The specter of the firm behind the “Money Guys” commercials has resurfaced despite being barred from the investment advice industry, the Baltimore Sun reports. The Maryland attorney general has just ordered a halt on a firm running their investment advice business out of the disgraced company’s offices, according to the paper.

In addition to the halt, Attorney General Brian Frosh’s office is seeking fines against High Point Wealth Management and a permanent bar on co-founder and CEO Perry Santillo Jr. from doing business in the state, the Baltimore Sun writes. High Point operates out of the former corporate headquarters of Everest Wealth Management, the company behind the “Money Guys” commercials that was barred, along with owner Philip Rousseaux, by the Maryland state securities division from the investment advice business last March and fined $255,000, according to the paper.

According to Frosh’s office, High Point Wealth, High Point Insurance Solutions and Santillo sold unregistered securities, engaged in fraud and acted as an unregistered investment advisor, broker-dealer and agent, the Baltimore Sun writes.

In November, Santillo and High Point allegedly started contacting Everest customers telling them that Everest Wealth had been acquired by High Point, according to the paper. By January, High Point had convinced at least 23 former Everest customers to get out of $2 million worth of securities and transfer the money to Quest IRA Inc., which provides self-directed individual retirement accounts, the Baltimore Sun writes.

The state’s order says such accounts are “not suitable for an investor who is unprepared to manage his or her own investments and who is accustomed to relying on the services of an investment adviser,” according to the paper.

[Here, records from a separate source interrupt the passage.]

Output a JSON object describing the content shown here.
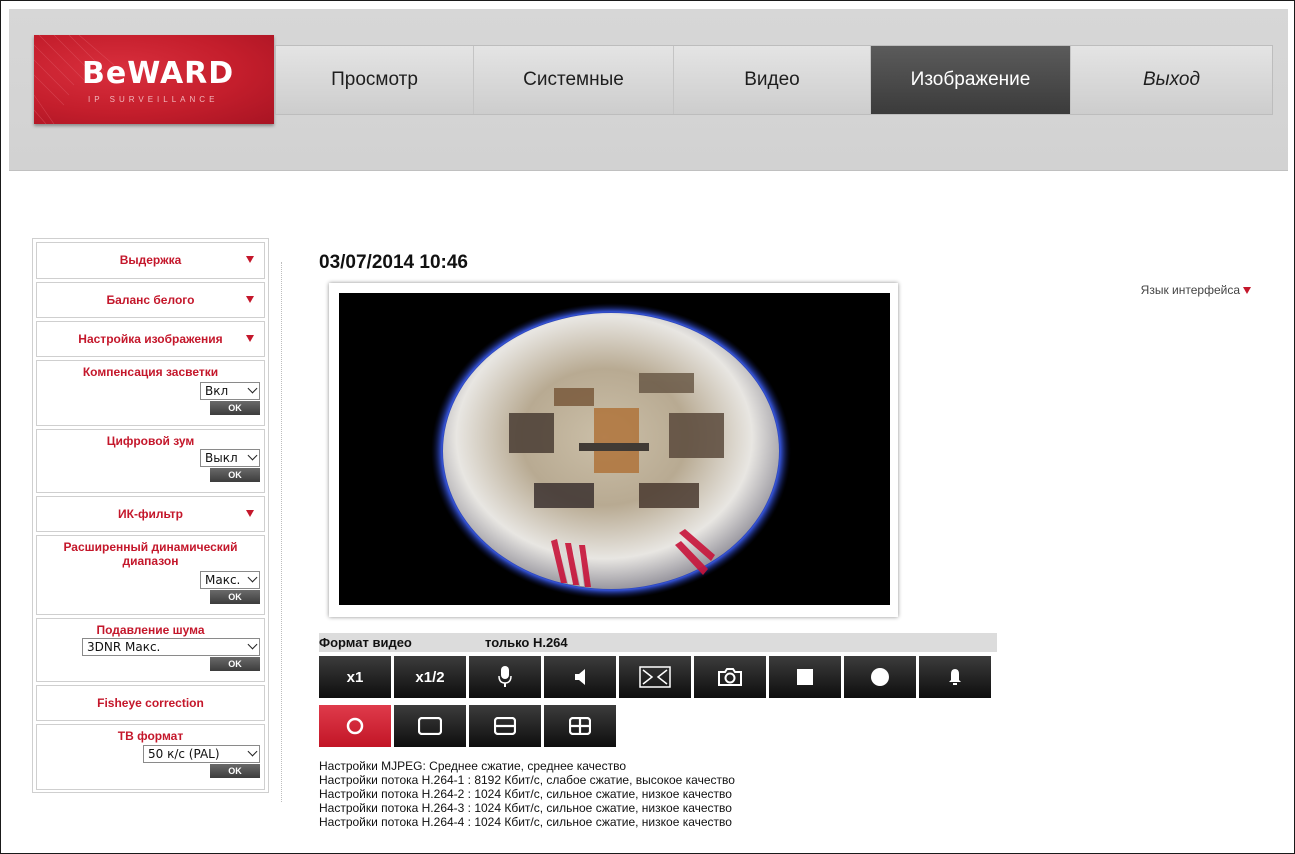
{
  "header": {
    "logo_text": "BeWARD",
    "logo_sub": "IP SURVEILLANCE",
    "nav": [
      {
        "label": "Просмотр"
      },
      {
        "label": "Системные"
      },
      {
        "label": "Видео"
      },
      {
        "label": "Изображение",
        "active": true
      },
      {
        "label": "Выход"
      }
    ]
  },
  "sidebar": {
    "exposure": "Выдержка",
    "white_balance": "Баланс белого",
    "image_settings": "Настройка изображения",
    "backlight": {
      "title": "Компенсация засветки",
      "value": "Вкл",
      "ok": "OK"
    },
    "digital_zoom": {
      "title": "Цифровой зум",
      "value": "Выкл",
      "ok": "OK"
    },
    "ir_filter": "ИК-фильтр",
    "wdr": {
      "title": "Расширенный динамический диапазон",
      "value": "Макс.",
      "ok": "OK"
    },
    "noise": {
      "title": "Подавление шума",
      "value": "3DNR Макс.",
      "ok": "OK"
    },
    "fisheye": "Fisheye correction",
    "tv_format": {
      "title": "ТВ формат",
      "value": "50 к/с (PAL)",
      "ok": "OK"
    }
  },
  "main": {
    "datetime": "03/07/2014 10:46",
    "language": "Язык интерфейса",
    "format_label": "Формат видео",
    "format_value": "только H.264",
    "buttons_row1": [
      "x1",
      "x1/2"
    ],
    "settings_lines": [
      "Настройки MJPEG: Среднее сжатие, среднее качество",
      "Настройки потока H.264-1 : 8192 Кбит/с, слабое сжатие, высокое качество",
      "Настройки потока H.264-2 : 1024 Кбит/с, сильное сжатие, низкое качество",
      "Настройки потока H.264-3 : 1024 Кбит/с, сильное сжатие, низкое качество",
      "Настройки потока H.264-4 : 1024 Кбит/с, сильное сжатие, низкое качество"
    ]
  },
  "colors": {
    "accent": "#c4172b",
    "nav_active": "#4a4a4a"
  }
}
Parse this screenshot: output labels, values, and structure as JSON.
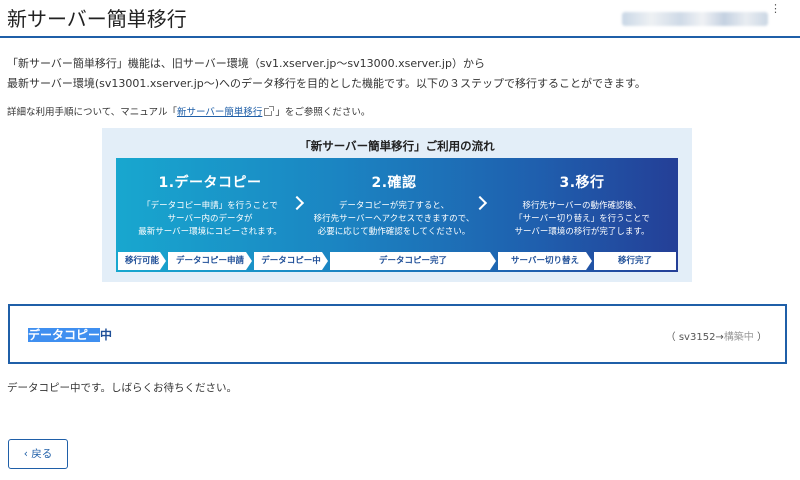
{
  "header": {
    "title": "新サーバー簡単移行",
    "menu_icon": "⋮"
  },
  "description": {
    "line1": "「新サーバー簡単移行」機能は、旧サーバー環境（sv1.xserver.jp〜sv13000.xserver.jp）から",
    "line2": "最新サーバー環境(sv13001.xserver.jp〜)へのデータ移行を目的とした機能です。以下の３ステップで移行することができます。",
    "manual_prefix": "詳細な利用手順について、マニュアル「",
    "manual_link": "新サーバー簡単移行",
    "manual_suffix": "」をご参照ください。"
  },
  "flow": {
    "title": "「新サーバー簡単移行」ご利用の流れ",
    "steps": [
      {
        "title": "1.データコピー",
        "lines": [
          "「データコピー申請」を行うことで",
          "サーバー内のデータが",
          "最新サーバー環境にコピーされます。"
        ]
      },
      {
        "title": "2.確認",
        "lines": [
          "データコピーが完了すると、",
          "移行先サーバーへアクセスできますので、",
          "必要に応じて動作確認をしてください。"
        ]
      },
      {
        "title": "3.移行",
        "lines": [
          "移行先サーバーの動作確認後、",
          "「サーバー切り替え」を行うことで",
          "サーバー環境の移行が完了します。"
        ]
      }
    ],
    "stages": [
      "移行可能",
      "データコピー申請",
      "データコピー中",
      "データコピー完了",
      "サーバー切り替え",
      "移行完了"
    ]
  },
  "status": {
    "label_highlighted": "データコピー",
    "label_rest": "中",
    "server_prefix": "（ sv3152→",
    "server_muted": "構築中",
    "server_suffix": " ）"
  },
  "message": "データコピー中です。しばらくお待ちください。",
  "back_button": {
    "arrow": "‹",
    "label": "戻る"
  },
  "colors": {
    "accent": "#1f5fa8",
    "flow_gradient_start": "#18a7cf",
    "flow_gradient_end": "#243f97",
    "highlight": "#3f8ff0"
  }
}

In one case, an unnamed third-party advisor recommended that a former Everest client surrender an annuity that ended up costing the client $34,000 in surrender fees, according to the state’s order cited by the paper. In addition, the state alleges High Point paid or agreed to pay Rousseaux, who is barred from the investment advice industry in the state, according to the Baltimore Sun.